**Instructions to follow:** Copy, from the data below, every line that has "Total" in it.

[Component data from apps and pages]

---------------

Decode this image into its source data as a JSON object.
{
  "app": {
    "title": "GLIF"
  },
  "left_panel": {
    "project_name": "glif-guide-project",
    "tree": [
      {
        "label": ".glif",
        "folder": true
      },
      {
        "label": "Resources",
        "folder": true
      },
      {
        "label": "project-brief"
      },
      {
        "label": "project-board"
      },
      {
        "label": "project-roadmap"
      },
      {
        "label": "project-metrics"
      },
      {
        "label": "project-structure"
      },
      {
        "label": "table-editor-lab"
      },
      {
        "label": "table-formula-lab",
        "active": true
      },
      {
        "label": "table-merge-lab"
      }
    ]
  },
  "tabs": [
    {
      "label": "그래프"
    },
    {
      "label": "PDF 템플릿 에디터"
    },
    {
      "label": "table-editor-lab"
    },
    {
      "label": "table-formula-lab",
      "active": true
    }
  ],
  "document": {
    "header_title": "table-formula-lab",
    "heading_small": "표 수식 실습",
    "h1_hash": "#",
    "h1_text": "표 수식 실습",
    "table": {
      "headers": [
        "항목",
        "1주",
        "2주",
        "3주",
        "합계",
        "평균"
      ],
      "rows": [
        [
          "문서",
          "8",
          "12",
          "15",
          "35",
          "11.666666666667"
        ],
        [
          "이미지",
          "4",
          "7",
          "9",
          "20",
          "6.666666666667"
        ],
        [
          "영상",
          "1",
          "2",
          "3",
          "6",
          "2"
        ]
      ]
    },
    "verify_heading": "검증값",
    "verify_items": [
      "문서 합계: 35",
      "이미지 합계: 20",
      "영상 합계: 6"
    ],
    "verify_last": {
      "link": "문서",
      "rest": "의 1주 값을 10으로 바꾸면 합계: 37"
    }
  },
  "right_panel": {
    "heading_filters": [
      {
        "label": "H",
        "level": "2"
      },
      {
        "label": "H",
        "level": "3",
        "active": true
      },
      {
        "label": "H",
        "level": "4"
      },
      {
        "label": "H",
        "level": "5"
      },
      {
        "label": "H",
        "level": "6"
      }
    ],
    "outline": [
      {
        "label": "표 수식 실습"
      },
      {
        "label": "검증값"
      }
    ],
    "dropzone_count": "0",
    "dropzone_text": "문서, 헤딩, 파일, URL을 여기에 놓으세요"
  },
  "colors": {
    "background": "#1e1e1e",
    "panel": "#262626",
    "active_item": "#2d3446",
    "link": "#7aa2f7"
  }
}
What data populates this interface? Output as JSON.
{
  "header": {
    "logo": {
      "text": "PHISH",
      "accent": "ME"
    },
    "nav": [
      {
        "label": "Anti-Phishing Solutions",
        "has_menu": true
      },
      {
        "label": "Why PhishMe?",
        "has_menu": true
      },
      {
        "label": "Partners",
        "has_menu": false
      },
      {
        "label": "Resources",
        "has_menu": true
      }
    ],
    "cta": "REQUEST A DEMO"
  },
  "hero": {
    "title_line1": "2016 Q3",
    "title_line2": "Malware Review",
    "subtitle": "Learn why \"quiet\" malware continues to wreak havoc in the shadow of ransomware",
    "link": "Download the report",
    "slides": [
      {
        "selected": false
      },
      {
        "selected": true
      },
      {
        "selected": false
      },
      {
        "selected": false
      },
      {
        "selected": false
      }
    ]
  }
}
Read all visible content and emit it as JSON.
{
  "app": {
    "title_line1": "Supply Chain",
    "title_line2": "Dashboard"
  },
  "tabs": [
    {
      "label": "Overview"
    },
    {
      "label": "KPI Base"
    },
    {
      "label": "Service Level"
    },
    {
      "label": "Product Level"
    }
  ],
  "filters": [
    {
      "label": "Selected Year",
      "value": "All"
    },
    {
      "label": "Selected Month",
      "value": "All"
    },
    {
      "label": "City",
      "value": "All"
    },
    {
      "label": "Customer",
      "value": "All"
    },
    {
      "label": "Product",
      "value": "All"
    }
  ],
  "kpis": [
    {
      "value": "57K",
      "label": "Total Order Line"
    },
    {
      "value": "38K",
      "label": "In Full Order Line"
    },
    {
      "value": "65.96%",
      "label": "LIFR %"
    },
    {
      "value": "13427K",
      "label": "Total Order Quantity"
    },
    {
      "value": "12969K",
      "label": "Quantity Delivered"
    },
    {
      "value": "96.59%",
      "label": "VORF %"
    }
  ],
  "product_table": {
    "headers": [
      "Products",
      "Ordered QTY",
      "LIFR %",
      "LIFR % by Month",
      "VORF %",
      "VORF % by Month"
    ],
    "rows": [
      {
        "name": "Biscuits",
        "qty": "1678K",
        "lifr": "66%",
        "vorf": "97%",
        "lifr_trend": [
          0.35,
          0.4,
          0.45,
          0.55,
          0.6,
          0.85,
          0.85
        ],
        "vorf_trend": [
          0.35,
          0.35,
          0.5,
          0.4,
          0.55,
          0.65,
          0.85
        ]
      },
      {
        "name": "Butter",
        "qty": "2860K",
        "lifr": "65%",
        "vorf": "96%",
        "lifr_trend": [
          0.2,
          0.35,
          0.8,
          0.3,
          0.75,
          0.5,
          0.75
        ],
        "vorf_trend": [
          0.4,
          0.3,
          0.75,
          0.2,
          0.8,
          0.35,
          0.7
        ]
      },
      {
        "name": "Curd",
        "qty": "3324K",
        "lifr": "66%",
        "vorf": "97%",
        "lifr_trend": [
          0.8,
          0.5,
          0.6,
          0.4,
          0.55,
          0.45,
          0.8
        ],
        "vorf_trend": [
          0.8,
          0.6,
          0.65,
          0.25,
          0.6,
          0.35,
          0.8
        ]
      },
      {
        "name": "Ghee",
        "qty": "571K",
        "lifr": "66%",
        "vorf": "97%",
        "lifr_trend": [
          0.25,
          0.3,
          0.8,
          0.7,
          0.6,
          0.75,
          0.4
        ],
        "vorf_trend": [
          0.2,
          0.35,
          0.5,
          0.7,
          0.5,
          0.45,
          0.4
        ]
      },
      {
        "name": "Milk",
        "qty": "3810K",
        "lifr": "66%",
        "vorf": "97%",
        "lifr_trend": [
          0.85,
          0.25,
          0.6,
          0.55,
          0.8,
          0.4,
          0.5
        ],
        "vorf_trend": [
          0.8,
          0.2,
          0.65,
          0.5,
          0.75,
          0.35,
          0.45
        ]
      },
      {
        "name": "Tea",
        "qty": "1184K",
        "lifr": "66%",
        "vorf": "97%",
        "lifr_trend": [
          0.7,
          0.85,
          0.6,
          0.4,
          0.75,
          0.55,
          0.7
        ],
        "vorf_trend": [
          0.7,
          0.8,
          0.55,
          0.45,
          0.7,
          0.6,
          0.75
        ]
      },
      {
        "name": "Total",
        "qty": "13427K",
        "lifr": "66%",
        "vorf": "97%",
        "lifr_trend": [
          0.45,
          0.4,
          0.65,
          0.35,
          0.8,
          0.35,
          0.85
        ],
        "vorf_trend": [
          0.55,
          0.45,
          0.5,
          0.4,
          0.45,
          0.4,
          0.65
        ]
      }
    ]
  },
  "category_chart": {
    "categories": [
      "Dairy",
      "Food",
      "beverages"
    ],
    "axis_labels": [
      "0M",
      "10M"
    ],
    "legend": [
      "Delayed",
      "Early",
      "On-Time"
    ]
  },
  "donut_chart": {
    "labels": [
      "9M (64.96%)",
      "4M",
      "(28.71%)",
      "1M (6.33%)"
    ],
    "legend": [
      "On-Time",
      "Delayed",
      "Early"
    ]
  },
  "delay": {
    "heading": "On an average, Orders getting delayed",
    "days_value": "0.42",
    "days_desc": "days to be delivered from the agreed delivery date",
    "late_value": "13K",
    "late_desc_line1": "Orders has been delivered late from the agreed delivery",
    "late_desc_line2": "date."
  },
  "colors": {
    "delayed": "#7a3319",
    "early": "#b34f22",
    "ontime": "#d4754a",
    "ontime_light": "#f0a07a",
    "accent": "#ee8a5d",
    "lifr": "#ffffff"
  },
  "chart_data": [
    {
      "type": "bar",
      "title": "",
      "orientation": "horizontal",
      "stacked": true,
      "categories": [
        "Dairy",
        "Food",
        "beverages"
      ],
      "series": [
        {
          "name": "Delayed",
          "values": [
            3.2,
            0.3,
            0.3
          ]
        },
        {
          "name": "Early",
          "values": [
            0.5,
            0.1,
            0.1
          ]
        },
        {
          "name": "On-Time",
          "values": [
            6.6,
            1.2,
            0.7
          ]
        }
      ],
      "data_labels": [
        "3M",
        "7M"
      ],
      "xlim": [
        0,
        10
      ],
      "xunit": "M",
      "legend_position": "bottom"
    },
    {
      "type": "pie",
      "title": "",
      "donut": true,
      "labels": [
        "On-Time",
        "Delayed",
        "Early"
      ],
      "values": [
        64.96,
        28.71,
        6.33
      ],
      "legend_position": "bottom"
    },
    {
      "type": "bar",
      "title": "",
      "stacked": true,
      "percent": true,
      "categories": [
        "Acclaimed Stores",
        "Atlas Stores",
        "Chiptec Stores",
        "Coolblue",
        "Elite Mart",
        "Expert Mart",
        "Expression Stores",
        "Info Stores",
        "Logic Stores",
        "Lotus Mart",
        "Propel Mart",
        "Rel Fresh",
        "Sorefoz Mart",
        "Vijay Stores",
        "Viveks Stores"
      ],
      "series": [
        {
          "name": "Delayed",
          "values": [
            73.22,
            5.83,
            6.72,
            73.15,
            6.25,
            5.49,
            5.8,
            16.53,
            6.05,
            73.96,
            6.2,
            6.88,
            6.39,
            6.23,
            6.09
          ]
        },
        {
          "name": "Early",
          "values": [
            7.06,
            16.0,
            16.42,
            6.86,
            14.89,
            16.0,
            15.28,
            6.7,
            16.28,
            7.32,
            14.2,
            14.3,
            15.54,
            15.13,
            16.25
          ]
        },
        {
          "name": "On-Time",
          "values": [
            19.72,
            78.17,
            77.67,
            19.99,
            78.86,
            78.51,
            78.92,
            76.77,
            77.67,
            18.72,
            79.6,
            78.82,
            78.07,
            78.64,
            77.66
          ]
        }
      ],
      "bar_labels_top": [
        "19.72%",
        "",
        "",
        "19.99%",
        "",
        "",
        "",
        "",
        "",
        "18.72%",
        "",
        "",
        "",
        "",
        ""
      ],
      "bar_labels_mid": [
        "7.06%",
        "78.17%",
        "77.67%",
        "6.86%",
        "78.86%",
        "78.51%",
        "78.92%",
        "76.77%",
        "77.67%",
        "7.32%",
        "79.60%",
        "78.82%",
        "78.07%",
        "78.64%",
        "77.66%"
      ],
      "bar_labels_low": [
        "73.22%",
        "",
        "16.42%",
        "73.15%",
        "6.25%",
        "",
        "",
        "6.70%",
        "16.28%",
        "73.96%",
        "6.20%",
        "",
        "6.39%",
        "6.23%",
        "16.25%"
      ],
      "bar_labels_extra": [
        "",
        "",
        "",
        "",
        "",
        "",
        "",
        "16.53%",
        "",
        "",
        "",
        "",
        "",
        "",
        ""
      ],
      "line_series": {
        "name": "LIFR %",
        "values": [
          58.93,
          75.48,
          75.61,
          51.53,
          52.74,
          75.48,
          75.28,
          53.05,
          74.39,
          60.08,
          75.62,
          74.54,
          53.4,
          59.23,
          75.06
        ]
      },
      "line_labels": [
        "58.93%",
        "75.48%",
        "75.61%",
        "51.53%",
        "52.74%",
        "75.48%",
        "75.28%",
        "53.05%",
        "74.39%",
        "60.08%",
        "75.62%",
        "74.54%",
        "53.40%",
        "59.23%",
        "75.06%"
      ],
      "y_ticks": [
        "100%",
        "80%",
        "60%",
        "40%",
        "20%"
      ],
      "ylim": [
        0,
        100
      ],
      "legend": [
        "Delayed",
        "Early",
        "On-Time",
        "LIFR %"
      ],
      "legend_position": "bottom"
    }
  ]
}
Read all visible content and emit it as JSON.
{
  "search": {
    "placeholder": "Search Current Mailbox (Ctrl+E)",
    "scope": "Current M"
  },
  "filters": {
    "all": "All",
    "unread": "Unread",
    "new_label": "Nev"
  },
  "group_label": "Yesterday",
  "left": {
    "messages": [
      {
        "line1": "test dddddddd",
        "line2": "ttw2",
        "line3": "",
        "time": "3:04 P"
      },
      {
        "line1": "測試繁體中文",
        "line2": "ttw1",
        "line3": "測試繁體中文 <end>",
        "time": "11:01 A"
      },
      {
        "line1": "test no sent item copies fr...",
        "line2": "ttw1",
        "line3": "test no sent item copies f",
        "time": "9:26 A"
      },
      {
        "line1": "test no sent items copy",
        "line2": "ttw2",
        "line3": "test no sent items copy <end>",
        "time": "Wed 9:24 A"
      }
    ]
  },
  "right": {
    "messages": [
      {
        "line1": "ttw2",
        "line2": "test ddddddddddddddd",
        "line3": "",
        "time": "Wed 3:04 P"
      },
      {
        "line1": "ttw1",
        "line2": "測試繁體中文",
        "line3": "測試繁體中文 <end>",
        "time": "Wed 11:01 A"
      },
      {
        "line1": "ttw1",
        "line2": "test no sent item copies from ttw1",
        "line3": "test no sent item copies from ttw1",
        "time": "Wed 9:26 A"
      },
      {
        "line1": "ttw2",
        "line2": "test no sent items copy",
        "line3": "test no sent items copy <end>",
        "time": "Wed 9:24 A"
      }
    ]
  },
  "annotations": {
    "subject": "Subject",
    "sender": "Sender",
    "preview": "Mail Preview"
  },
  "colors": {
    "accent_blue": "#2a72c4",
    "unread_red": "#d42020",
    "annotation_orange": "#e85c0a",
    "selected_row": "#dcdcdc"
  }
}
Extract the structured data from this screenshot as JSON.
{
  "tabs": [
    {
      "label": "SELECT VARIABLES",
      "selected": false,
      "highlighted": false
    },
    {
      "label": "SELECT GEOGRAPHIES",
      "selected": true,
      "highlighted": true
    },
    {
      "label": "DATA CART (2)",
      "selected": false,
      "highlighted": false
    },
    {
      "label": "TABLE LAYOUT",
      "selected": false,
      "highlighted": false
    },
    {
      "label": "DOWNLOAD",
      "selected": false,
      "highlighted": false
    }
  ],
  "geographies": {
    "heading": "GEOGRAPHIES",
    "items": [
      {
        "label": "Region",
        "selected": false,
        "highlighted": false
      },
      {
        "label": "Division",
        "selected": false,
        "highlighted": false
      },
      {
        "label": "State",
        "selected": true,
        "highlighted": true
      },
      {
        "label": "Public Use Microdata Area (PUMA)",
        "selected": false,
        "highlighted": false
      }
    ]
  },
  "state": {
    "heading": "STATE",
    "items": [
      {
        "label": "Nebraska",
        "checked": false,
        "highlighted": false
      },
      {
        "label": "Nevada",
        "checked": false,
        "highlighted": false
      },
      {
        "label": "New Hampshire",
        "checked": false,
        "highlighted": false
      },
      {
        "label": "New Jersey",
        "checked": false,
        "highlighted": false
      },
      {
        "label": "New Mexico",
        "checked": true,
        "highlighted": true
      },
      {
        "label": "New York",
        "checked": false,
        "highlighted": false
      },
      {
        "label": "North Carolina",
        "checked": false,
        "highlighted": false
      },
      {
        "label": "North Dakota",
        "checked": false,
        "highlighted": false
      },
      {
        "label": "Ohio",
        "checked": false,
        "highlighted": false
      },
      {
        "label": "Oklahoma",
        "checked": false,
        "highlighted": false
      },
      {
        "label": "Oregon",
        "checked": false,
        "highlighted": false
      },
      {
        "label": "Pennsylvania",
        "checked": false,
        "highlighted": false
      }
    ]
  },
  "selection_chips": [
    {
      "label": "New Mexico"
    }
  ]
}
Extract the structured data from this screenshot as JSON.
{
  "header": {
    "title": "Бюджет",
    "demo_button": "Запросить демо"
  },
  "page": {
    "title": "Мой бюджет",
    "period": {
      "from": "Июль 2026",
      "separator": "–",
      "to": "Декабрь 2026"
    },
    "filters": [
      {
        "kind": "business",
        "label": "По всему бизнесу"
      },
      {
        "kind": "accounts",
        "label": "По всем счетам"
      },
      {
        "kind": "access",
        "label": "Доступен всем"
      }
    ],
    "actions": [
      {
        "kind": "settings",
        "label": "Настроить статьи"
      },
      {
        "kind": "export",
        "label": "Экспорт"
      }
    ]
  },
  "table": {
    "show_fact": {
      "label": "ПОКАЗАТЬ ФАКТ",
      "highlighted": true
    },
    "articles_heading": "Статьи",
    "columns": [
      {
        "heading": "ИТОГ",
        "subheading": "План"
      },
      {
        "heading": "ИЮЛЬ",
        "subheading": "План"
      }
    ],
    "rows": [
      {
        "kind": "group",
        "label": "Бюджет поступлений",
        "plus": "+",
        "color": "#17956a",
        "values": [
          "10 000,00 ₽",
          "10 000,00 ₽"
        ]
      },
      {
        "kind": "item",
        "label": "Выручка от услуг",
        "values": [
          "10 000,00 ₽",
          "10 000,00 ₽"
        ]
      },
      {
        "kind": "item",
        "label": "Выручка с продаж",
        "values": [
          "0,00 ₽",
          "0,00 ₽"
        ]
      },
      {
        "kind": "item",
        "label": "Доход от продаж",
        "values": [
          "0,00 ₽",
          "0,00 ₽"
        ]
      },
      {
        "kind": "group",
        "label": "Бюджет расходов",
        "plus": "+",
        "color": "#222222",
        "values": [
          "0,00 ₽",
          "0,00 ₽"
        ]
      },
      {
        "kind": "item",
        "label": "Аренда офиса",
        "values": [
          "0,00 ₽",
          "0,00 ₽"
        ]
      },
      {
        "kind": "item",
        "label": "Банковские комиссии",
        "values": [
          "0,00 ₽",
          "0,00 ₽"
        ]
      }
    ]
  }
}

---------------

**Result of this exercise:**
      "label": "Total Order Line"
      "label": "Total Order Quantity"
        "name": "Total",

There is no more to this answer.